German Foreign Minister Heiko Maas warned of “a long and severe spiral of sanctions” as EU foreign ministers met on Thursday to discuss further sanctions against Belarus.
The Belarusian regime sparked strong reactions from the West after it intercepted a Ryanair flight flying over its airspace on Sunday and arrested two people onboard—26-year-old opposition journalist Roman Protasevich, and his 23-year-old Russian girlfriend Sofia Sapega.
The EU has already requested airlines avoid Belarusian airspace and banned Belarusian airlines from the EU this week. That’s on top of sanctions against Belarus President Alexander Lukashenko and other officials imposed last year over the August election that handed Lukashenko a sixth term and that opposition groups have rejected as rigged, as well as a crackdown on protests.
The EU’s High Representative Josep Borrell said on Thursday ahead of the meeting in Lisbon, Portugal, that the lawmakers will discuss “the implementation of sectorial and economic sanctions” as “the personal sanctions have very much advanced at the technical level.”
Lawmakers are aiming for agreement on June 21 when they meet in Luxembourg, and before the next meeting of EU leaders, but the German foreign minister said he was hoping “this will be done within the next few days.”
Maas told reporters that the sanctions need to be swiftly enforced to put “significant” pressure on Lukashenko and his regime.
“We want the sanctions to put significant pressure on Belarusian economic structures and financial structures so that the repercussions are felt and the Lukashenko regime is made to understand that the moment for dialogue has passed as long as things like those of the last week happen,” he said.
“I think the first signal that we are expecting is that the more than 400 political prisoners are released. And as long as that has not happened yet, the EU cannot relent in their efforts to introduce new sanctions.”
Maas warned that unless Lukashenko backs down, there will be “a long and severe spiral of sanctions” to come.
“We will monitor how effective this is in Belarus and whether Lukashenko relents, and if he does not, then we have to assume that this is just the beginning of a long and severe spiral of sanctions, as the actions taken by Lukashenko are just so unacceptable that the EU will not only refuse to be silent over this but will spend the coming weeks realizing ways to increase the pressure on Belarus and Lukashenko,” he said.
Other EU foreign ministers suggested that potash and oil could also be targeted.
“The keyword, I think, is potash. We know that Belarus produces very much potash, it is one of the biggest suppliers globally, and I think it would hurt Lukashenko very much if we managed something in this area,” Luxembourg’s Foreign Minister Jean Asselborn said ahead of the meeting.
Lithuanian Foreign Minister Gabrielius Landsbergis said the EU should consider hitting the oil sector with sanctions.
Exports of potash—a potassium-rich salt used in fertilizer—are one of the major sources of foreign currency for Belarus, and state firm Belaruskali says it produces 20 percent of the world’s supply.

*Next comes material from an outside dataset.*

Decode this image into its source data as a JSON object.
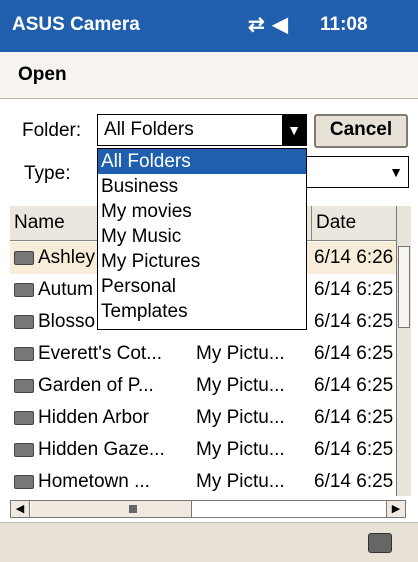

The EU statistics agency said the bloc imported 1.2 billion euros ($1.5 billion) worth of chemicals including potash from Belarus last year, as well as more than 1 billion euros worth of crude oil and related products such as fuel and lubricants.
The ministers also said that it’s important to try to keep Russia in mind.
“What we don’t want to do is to drive the country in the arms of Russia,” Austrian Foreign Minister Alexander Schallenberg said.
Maas said that it would be important to talk to Russia “as everyone knows that without Russia and without Russian support Lukashenko would have no future in Belarus.”
“And I think that this affects the relationship between Russia and the EU and so it’s important that we keep up a dialogue with Russia, but with the clear expectation that we also have with Belarus and the sanctions, we must use the same language with Russia,” he added.
Lukashenko defended the diversion of the flight on Wednesday, claiming a bomb threat, which the Belarusian authorities used to ground Protasevich’s flight, came from Switzerland, and that the flight was near a nuclear power plant.
He also defended the arrest of Pratasevich, saying the journalist was working to foment a “bloody rebellion.”
Pratasevich, who left Belarus in 2019, ran a popular messaging app that had a key role in helping organize huge protests in recent months that have put Lukashenko under unprecedented pressure at home in the wake of the August vote. But the strongman has only increased his crackdown, and more than 35,000 people have been arrested since the protests began, with thousands beaten.
Reuters and The Associated Press contributed to this report.